Gayle Reeves' Blog

Guardian to an Estate

Gayle A. Reeves - Tuesday, March 16, 2010

A guardian is a person who is appointed by the Probate Court to manage the financial and/or personal affairs of an individual (called the ward). Prior to approving a guardian, the Court must make a finding that the ward is mentally incompetent and in need of a guardian. It must also find that the applicant is a suitable person to serve as guardian. The guardian is answerable to the Probate Court for providing proper care to the ward and proper management of the ward’s affairs. Every two years a guardian must file a report with the Probate Court verifying the ward’s condition and/or accounting for the ward’s property.

A guardian of the person must make safe living arrangements for the ward.

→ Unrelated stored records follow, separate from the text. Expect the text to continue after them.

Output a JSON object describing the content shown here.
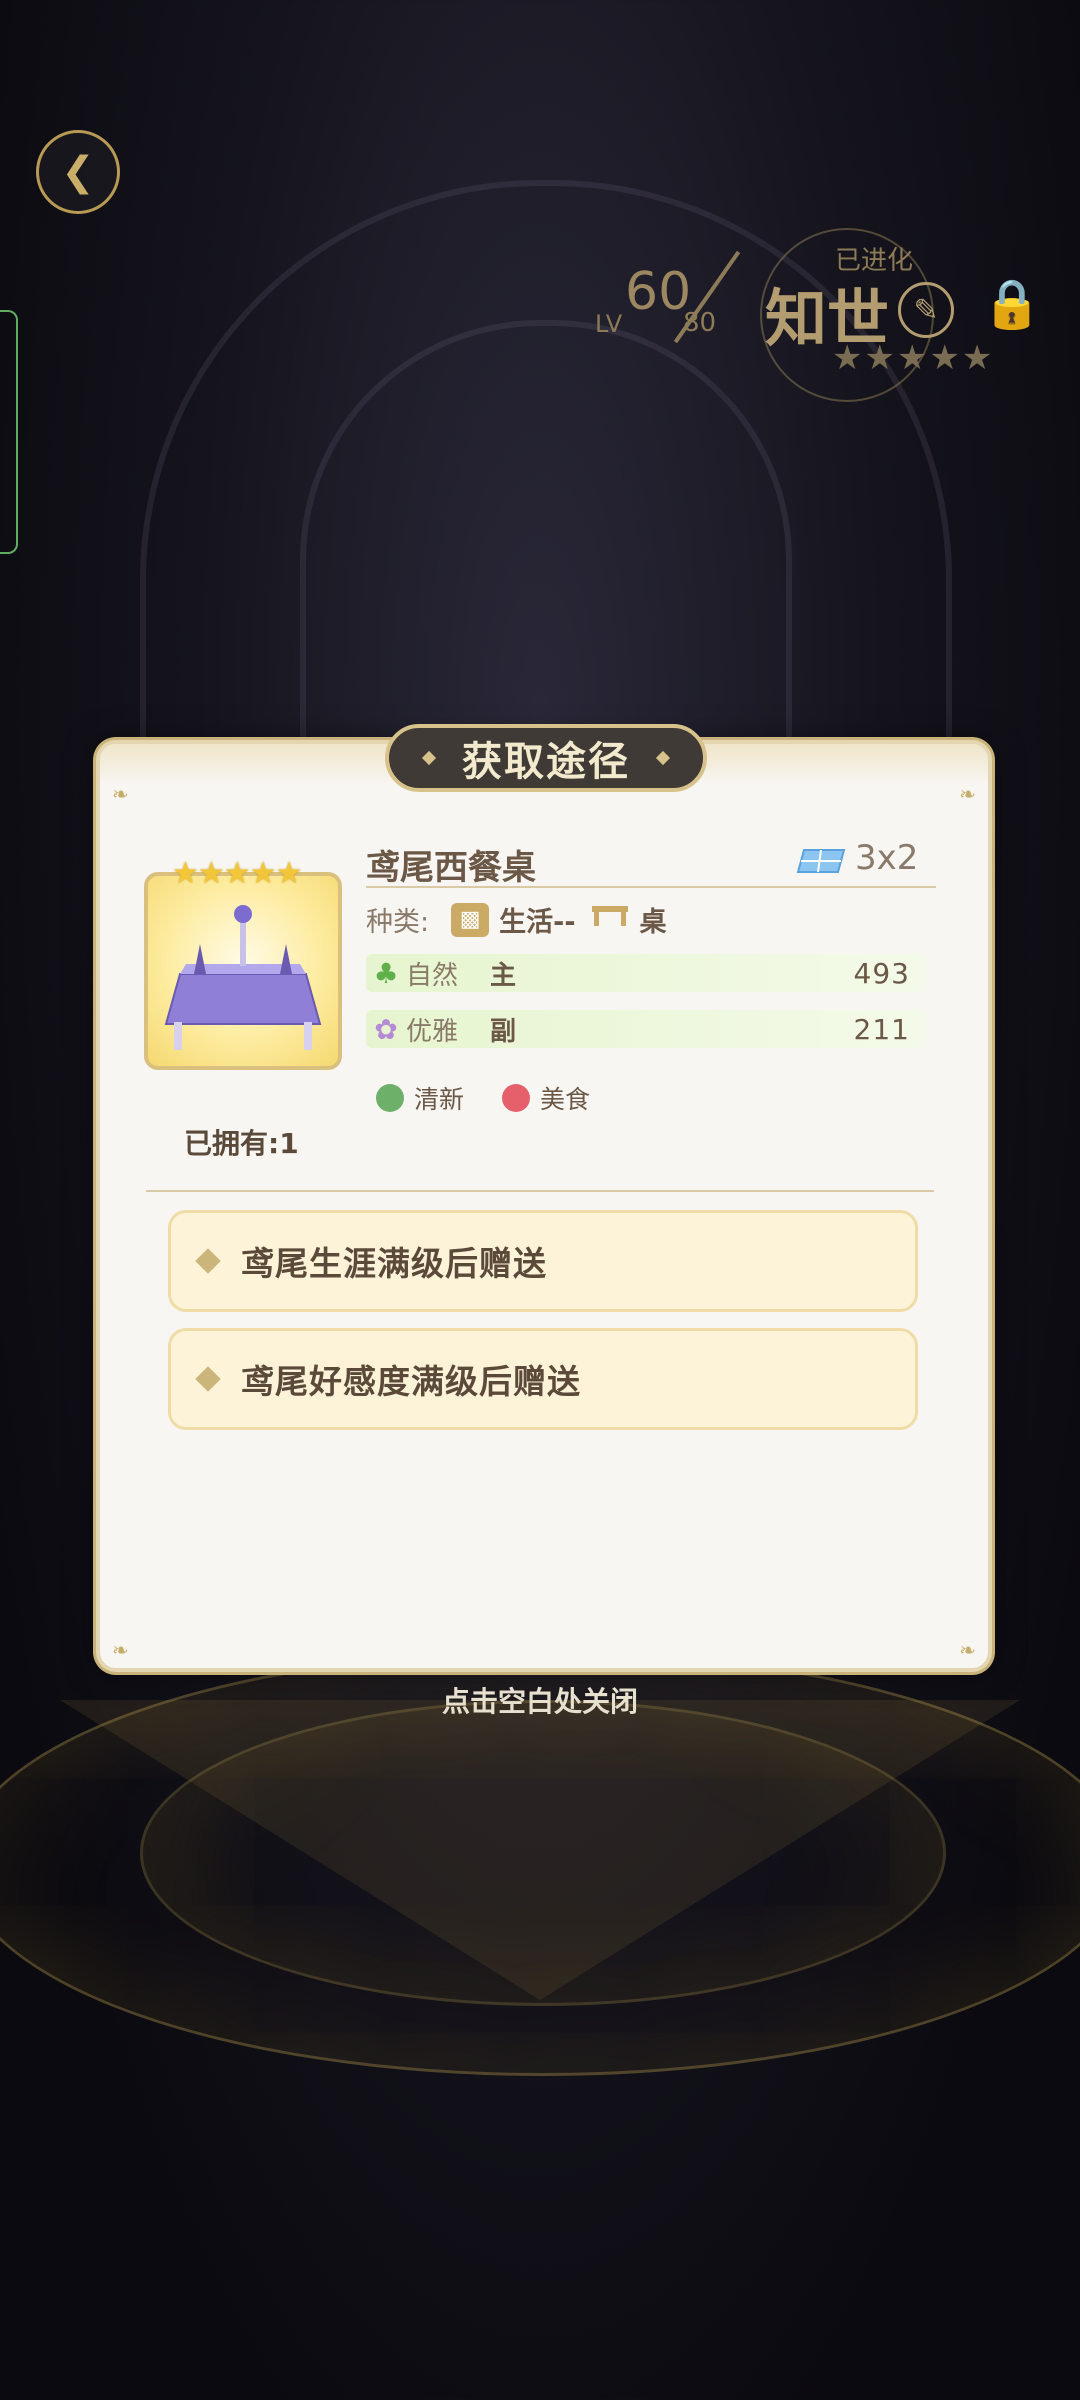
{
  "header": {
    "back_icon": "winged-back-icon",
    "level_label": "LV",
    "level_current": "60",
    "level_max": "80",
    "evolved_label": "已进化",
    "character_name": "知世",
    "stars": "★★★★★"
  },
  "dialog": {
    "title": "获取途径",
    "item": {
      "name": "鸢尾西餐桌",
      "size": "3x2",
      "stars": "★★★★★",
      "owned": "已拥有:1",
      "type_label": "种类:",
      "type_category": "生活--",
      "type_sub": "桌",
      "attributes": [
        {
          "icon": "clover-icon",
          "name": "自然",
          "role": "主",
          "value": "493",
          "color": "#5fb04a"
        },
        {
          "icon": "swan-icon",
          "name": "优雅",
          "role": "副",
          "value": "211",
          "color": "#b58ad6"
        }
      ],
      "tags": [
        {
          "icon": "leaf-swirl-icon",
          "label": "清新",
          "color": "#6db06a"
        },
        {
          "icon": "food-icon",
          "label": "美食",
          "color": "#e6606b"
        }
      ]
    },
    "sources": [
      {
        "label": "鸢尾生涯满级后赠送"
      },
      {
        "label": "鸢尾好感度满级后赠送"
      }
    ]
  },
  "close_hint": "点击空白处关闭"
}
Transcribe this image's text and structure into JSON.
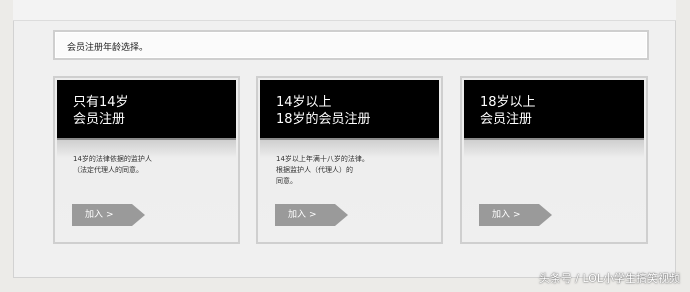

The guardian has physical custody of the ward and must provide the basic necessities, such as food, shelter, clothing, and healthcare. The guardian has the power to authorize and approve the provision of medical, health and other professional care, treatment and services. The guardian of the person must be a natural person; it cannot be a bank or a company.

A guardian of the estate must manage the ward's financial affairs for the best interest of the ward. The guardian has the powers to pay all debts owed by the ward, collect any monies due to the ward, and generally, to manage the ward's real and personal properties. The guardian of the estate may be a natural person or a bank or a company.

One less restrictive alternative to a guardianship is a conservatorship. A conservator is a person, appointed by the Probate Court, at the request of a mentally competent adult. The adult, realizing that he or she is unable to manage certain aspects of his or her life, ask the Probate Court to appoint someone to act on his or her behalf. The powers of the conservator may be as broad, or as narrow, as the adult requests.

Another less restrictive alternative is to create a power of attorney, while an individual is competent, that appoints another to handle his or her financial affairs in the event he or she becomes incapable of managing personal and financial matters.

Whether you know of someone who may be in need of a Guardianship or you are interested in exploring less restrictive alternatives, an attorney can help you review your options.